Those were tricky days to navigate. 

We began to have planning meetings at the Cathedral, imagining how it might be if we had to close the offices, how we could best work from home, naively rejoicing that our ruins would allow us a space to gather even if it was felt unsafe to continue to worship inside.

Then we hit March. The shops began to empty as people recognised the probability of being confined to their homes for a while. Loo roll, pasta and tinned tomatoes found themselves popular as never before. Because I'd spent much of last year gently preparing for a No Deal Brexit I found myself embarrassingly well-off for many started giving things away. No matter how much I might sometimes wish things were otherwise, my adult children all have lives, jobs and homes a good 80 miles away so the supplies designed to feed a family really weren't going to come in handy.

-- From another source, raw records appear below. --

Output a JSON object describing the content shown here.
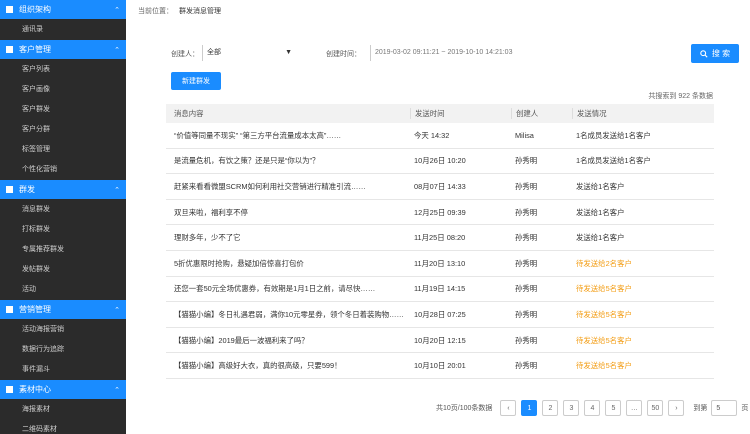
{
  "sidebar": {
    "sections": [
      {
        "title": "组织架构",
        "items": [
          "通讯录"
        ]
      },
      {
        "title": "客户管理",
        "items": [
          "客户列表",
          "客户画像",
          "客户群发",
          "客户分群",
          "标签管理",
          "个性化营销"
        ]
      },
      {
        "title": "群发",
        "items": [
          "消息群发",
          "打标群发",
          "专属推荐群发",
          "发帖群发",
          "活动"
        ]
      },
      {
        "title": "营销管理",
        "items": [
          "活动海报营销",
          "数据行为追踪",
          "事件漏斗"
        ]
      },
      {
        "title": "素材中心",
        "items": [
          "海报素材",
          "二维码素材"
        ]
      }
    ]
  },
  "breadcrumb": {
    "label": "当前位置：",
    "current": "群发消息管理"
  },
  "filters": {
    "creator_label": "创建人：",
    "creator_value": "全部",
    "date_label": "创建时间：",
    "date_value": "2019-03-02 09:11:21 ~ 2019-10-10 14:21:03"
  },
  "search_button": "搜 索",
  "new_button": "新建群发",
  "total_text": "共搜索到 922 条数据",
  "table": {
    "headers": [
      "消息内容",
      "发送时间",
      "创建人",
      "发送情况"
    ],
    "rows": [
      {
        "content": "“价值等同量不现实” “第三方平台流量成本太高”……",
        "time": "今天 14:32",
        "creator": "Milisa",
        "status": "1名成员发送给1名客户",
        "pending": false
      },
      {
        "content": "是流量危机，有饮之策？还是只是“你以为”？",
        "time": "10月26日 10:20",
        "creator": "孙秀明",
        "status": "1名成员发送给1名客户",
        "pending": false
      },
      {
        "content": "赶紧来看看微盟SCRM如何利用社交营销进行精准引流……",
        "time": "08月07日 14:33",
        "creator": "孙秀明",
        "status": "发送给1名客户",
        "pending": false
      },
      {
        "content": "双旦来啦，福利享不停",
        "time": "12月25日 09:39",
        "creator": "孙秀明",
        "status": "发送给1名客户",
        "pending": false
      },
      {
        "content": "理财多年，少不了它",
        "time": "11月25日 08:20",
        "creator": "孙秀明",
        "status": "发送给1名客户",
        "pending": false
      },
      {
        "content": "5折优惠限时抢购，悬疑加倍惊喜打包价",
        "time": "11月20日 13:10",
        "creator": "孙秀明",
        "status": "待发送给2名客户",
        "pending": true
      },
      {
        "content": "还您一套50元全场优惠券，有效期是1月1日之前，请尽快……",
        "time": "11月19日 14:15",
        "creator": "孙秀明",
        "status": "待发送给5名客户",
        "pending": true
      },
      {
        "content": "【猫猫小编】冬日礼遇君弱，满你10元零星券，领个冬日着装购物……",
        "time": "10月28日 07:25",
        "creator": "孙秀明",
        "status": "待发送给5名客户",
        "pending": true
      },
      {
        "content": "【猫猫小编】2019最后一波福利来了吗？",
        "time": "10月20日 12:15",
        "creator": "孙秀明",
        "status": "待发送给5名客户",
        "pending": true
      },
      {
        "content": "【猫猫小编】高级好大衣，真的很高级，只要599！",
        "time": "10月10日 20:01",
        "creator": "孙秀明",
        "status": "待发送给5名客户",
        "pending": true
      }
    ]
  },
  "pagination": {
    "info": "共10页/100条数据",
    "prev": "‹",
    "pages": [
      "1",
      "2",
      "3",
      "4",
      "5",
      "…",
      "50"
    ],
    "next": "›",
    "goto_label": "到第",
    "goto_value": "5",
    "page_unit": "页"
  },
  "colors": {
    "accent": "#1a8cff",
    "pending": "#f39c12",
    "sidebar": "#2b2b2b"
  }
}
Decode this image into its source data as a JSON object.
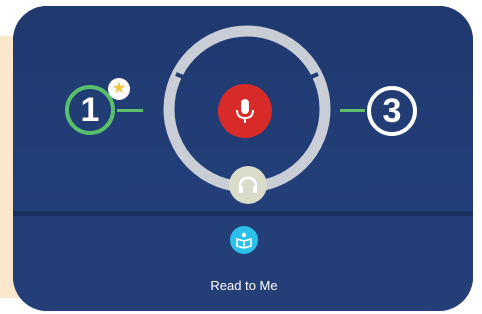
{
  "progress": {
    "step_left_label": "1",
    "step_right_label": "3",
    "star_icon": "star-icon"
  },
  "controls": {
    "mic_icon": "microphone-icon",
    "headphone_icon": "headphones-icon"
  },
  "footer": {
    "read_to_me_label": "Read to Me",
    "read_icon": "book-reader-icon"
  },
  "colors": {
    "card_bg": "#223b73",
    "accent_green": "#58c06a",
    "mic_red": "#d92a2a",
    "read_blue": "#2bc0e8",
    "star_yellow": "#f6c23e",
    "side_tan": "#fbe8cc"
  }
}
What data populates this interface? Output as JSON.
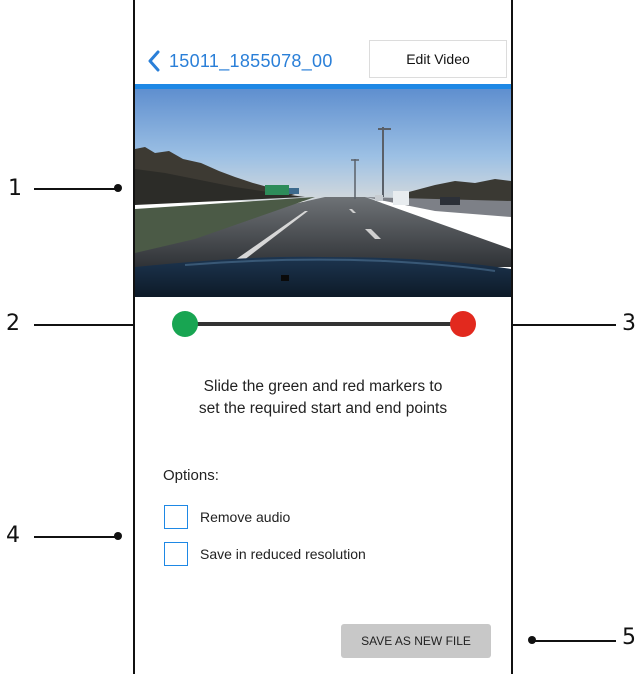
{
  "header": {
    "filename": "15011_1855078_00",
    "edit_button": "Edit Video"
  },
  "editor": {
    "instructions_line1": "Slide the green and red markers to",
    "instructions_line2": "set the required start and end points",
    "options_label": "Options:",
    "options": [
      {
        "label": "Remove audio",
        "checked": false
      },
      {
        "label": "Save in reduced resolution",
        "checked": false
      }
    ],
    "save_button": "SAVE AS NEW FILE",
    "start_marker_color": "#18a552",
    "end_marker_color": "#e2291e",
    "accent_color": "#1e88e5"
  },
  "callouts": [
    "1",
    "2",
    "3",
    "4",
    "5"
  ]
}
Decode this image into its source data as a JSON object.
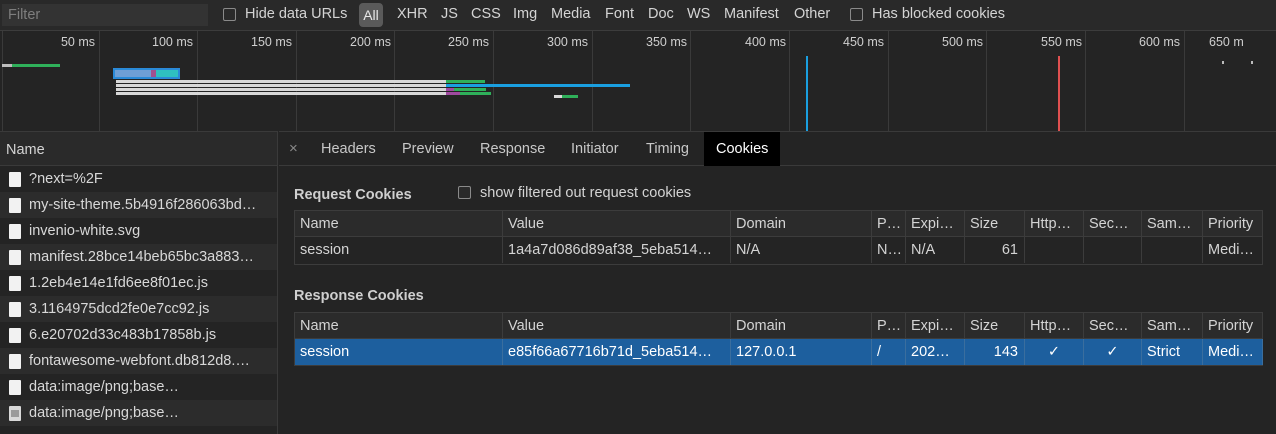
{
  "filter": {
    "placeholder": "Filter",
    "value": ""
  },
  "filterbar": {
    "hide_data_urls_label": "Hide data URLs",
    "types": [
      "All",
      "XHR",
      "JS",
      "CSS",
      "Img",
      "Media",
      "Font",
      "Doc",
      "WS",
      "Manifest",
      "Other"
    ],
    "active_type": "All",
    "has_blocked_cookies_label": "Has blocked cookies"
  },
  "overview": {
    "ticks": [
      "50 ms",
      "100 ms",
      "150 ms",
      "200 ms",
      "250 ms",
      "300 ms",
      "350 ms",
      "400 ms",
      "450 ms",
      "500 ms",
      "550 ms",
      "600 ms",
      "650 m"
    ],
    "colors": {
      "dom_content_loaded": "#1a9fe0",
      "load": "#e05050",
      "receive": "#2fb05a",
      "waiting": "#d0d0d0"
    }
  },
  "namecol": {
    "header": "Name",
    "rows": [
      {
        "name": "?next=%2F",
        "icon": "document-icon"
      },
      {
        "name": "my-site-theme.5b4916f286063bd…",
        "icon": "document-icon"
      },
      {
        "name": "invenio-white.svg",
        "icon": "document-icon"
      },
      {
        "name": "manifest.28bce14beb65bc3a883…",
        "icon": "document-icon"
      },
      {
        "name": "1.2eb4e14e1fd6ee8f01ec.js",
        "icon": "document-icon"
      },
      {
        "name": "3.1164975dcd2fe0e7cc92.js",
        "icon": "document-icon"
      },
      {
        "name": "6.e20702d33c483b17858b.js",
        "icon": "document-icon"
      },
      {
        "name": "fontawesome-webfont.db812d8.…",
        "icon": "document-icon"
      },
      {
        "name": "data:image/png;base…",
        "icon": "document-icon"
      },
      {
        "name": "data:image/png;base…",
        "icon": "image-icon"
      }
    ]
  },
  "tabs": {
    "close": "×",
    "items": [
      "Headers",
      "Preview",
      "Response",
      "Initiator",
      "Timing",
      "Cookies"
    ],
    "active": "Cookies"
  },
  "request_cookies": {
    "title": "Request Cookies",
    "show_filtered_label": "show filtered out request cookies",
    "columns": [
      "Name",
      "Value",
      "Domain",
      "P…",
      "Expi…",
      "Size",
      "Http…",
      "Sec…",
      "Sam…",
      "Priority"
    ],
    "rows": [
      [
        "session",
        "1a4a7d086d89af38_5eba514…",
        "N/A",
        "N…",
        "N/A",
        "61",
        "",
        "",
        "",
        "Medi…"
      ]
    ]
  },
  "response_cookies": {
    "title": "Response Cookies",
    "columns": [
      "Name",
      "Value",
      "Domain",
      "P…",
      "Expi…",
      "Size",
      "Http…",
      "Sec…",
      "Sam…",
      "Priority"
    ],
    "rows": [
      [
        "session",
        "e85f66a67716b71d_5eba514…",
        "127.0.0.1",
        "/",
        "202…",
        "143",
        "✓",
        "✓",
        "Strict",
        "Medi…"
      ]
    ]
  }
}
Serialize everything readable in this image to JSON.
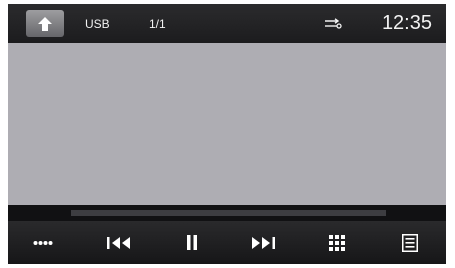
{
  "status_bar": {
    "source_label": "USB",
    "track_counter": "1/1",
    "clock": "12:35",
    "icons": [
      "home-icon",
      "repeat-icon"
    ]
  },
  "playback": {
    "progress": 0.0
  },
  "controls": {
    "icons": [
      "more-icon",
      "previous-icon",
      "pause-icon",
      "next-icon",
      "grid-icon",
      "list-icon"
    ]
  },
  "colors": {
    "video_area": "#aeadb3",
    "bar_background": "#1b1b1d",
    "icon": "#ffffff"
  }
}
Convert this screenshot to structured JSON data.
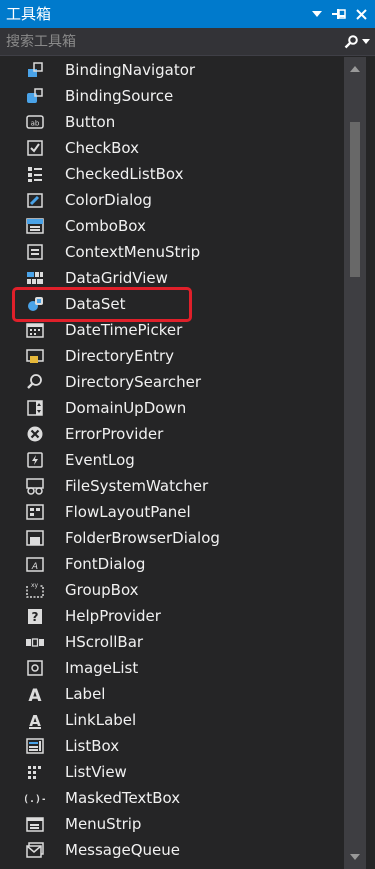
{
  "window": {
    "title": "工具箱"
  },
  "search": {
    "placeholder": "搜索工具箱"
  },
  "colors": {
    "accent": "#007acc",
    "background": "#252526",
    "text": "#f1f1f1",
    "highlight_border": "#e0202a",
    "icon": "#dcdcdc",
    "icon_blue": "#4aa3e8"
  },
  "toolbox": {
    "items": [
      {
        "label": "BindingNavigator",
        "icon": "binding-navigator-icon"
      },
      {
        "label": "BindingSource",
        "icon": "binding-source-icon"
      },
      {
        "label": "Button",
        "icon": "button-icon"
      },
      {
        "label": "CheckBox",
        "icon": "checkbox-icon"
      },
      {
        "label": "CheckedListBox",
        "icon": "checked-list-box-icon"
      },
      {
        "label": "ColorDialog",
        "icon": "color-dialog-icon"
      },
      {
        "label": "ComboBox",
        "icon": "combo-box-icon"
      },
      {
        "label": "ContextMenuStrip",
        "icon": "context-menu-strip-icon"
      },
      {
        "label": "DataGridView",
        "icon": "data-grid-view-icon"
      },
      {
        "label": "DataSet",
        "icon": "dataset-icon",
        "highlighted": true
      },
      {
        "label": "DateTimePicker",
        "icon": "date-time-picker-icon"
      },
      {
        "label": "DirectoryEntry",
        "icon": "directory-entry-icon"
      },
      {
        "label": "DirectorySearcher",
        "icon": "directory-searcher-icon"
      },
      {
        "label": "DomainUpDown",
        "icon": "domain-up-down-icon"
      },
      {
        "label": "ErrorProvider",
        "icon": "error-provider-icon"
      },
      {
        "label": "EventLog",
        "icon": "event-log-icon"
      },
      {
        "label": "FileSystemWatcher",
        "icon": "file-system-watcher-icon"
      },
      {
        "label": "FlowLayoutPanel",
        "icon": "flow-layout-panel-icon"
      },
      {
        "label": "FolderBrowserDialog",
        "icon": "folder-browser-dialog-icon"
      },
      {
        "label": "FontDialog",
        "icon": "font-dialog-icon"
      },
      {
        "label": "GroupBox",
        "icon": "group-box-icon"
      },
      {
        "label": "HelpProvider",
        "icon": "help-provider-icon"
      },
      {
        "label": "HScrollBar",
        "icon": "hscrollbar-icon"
      },
      {
        "label": "ImageList",
        "icon": "image-list-icon"
      },
      {
        "label": "Label",
        "icon": "label-icon"
      },
      {
        "label": "LinkLabel",
        "icon": "link-label-icon"
      },
      {
        "label": "ListBox",
        "icon": "list-box-icon"
      },
      {
        "label": "ListView",
        "icon": "list-view-icon"
      },
      {
        "label": "MaskedTextBox",
        "icon": "masked-text-box-icon"
      },
      {
        "label": "MenuStrip",
        "icon": "menu-strip-icon"
      },
      {
        "label": "MessageQueue",
        "icon": "message-queue-icon"
      }
    ]
  }
}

News bulletins became more pessimistic day by day. 
We realised we were not looking at "ifs" but "whens". 
For some weeks we had suggested that people might prefer not to share the Peace with a handshake, that if they felt vulnerable they should avoid the common cup at Communion. 
This advice did not land well!
Our congregation is mostly retired, with experience of the great crises of yesteryear, and for some time they were resolute in their refusal to take precautions. The prevailing attitude seemed to be something along the lines of
"I've come through worse than this...and life is for living. I'd rather die now, having spent time seeing my friends and fully engaging with life than simply exist within my four walls..."
It was not until the narrative changed to "Protect Others. Protect the NHS" that they became compliant - but by the Third Sunday of Lent things felt different..
We were told that only the President should receive the wine. 
Our planned guest preacher sent a recorded sermon instead of coming in person - and some cathedral stalwarts decided to stay at home.
I was conscious of a huge weight of significance as I placed the Sacrament in hand after hand as the choir sang - so very beautifully that it seemed a distillation of all I love most about cathedral worship.
With each familiar face, each pair of hands, I found myself half engaged with an inner dialogue, composed of thoughts like these:
I may not be able to feed you for a time. 
You are old, not in the best of health. 
Will you be here when we gather once more?
Do you know how much you matter? How much you are loved?
But of course, "all" I actually said was "The Body of Christ keep YOU in eternal life".
As always, that was enough.

After the service, our usual coffee was cancelled. Instead I begged people to leave their contact details so that, once we were separated, we could keep in touch. 
"What do you mean, if we are separated?" asked R, robust and indignant as he must surely have been throughout his 8 decades...
Probably this was just as well.
If we had really REALLY grasped how life was about to change, there might have been more tears than could easily be contained in one Sunday morning.
As it was, I chatted and prayed with a few people, exchanged glances with Christ on the Sutherland tapestry - who looked as weary but loving as usual - and headed downstairs.
Public worship in that space was over for the moment.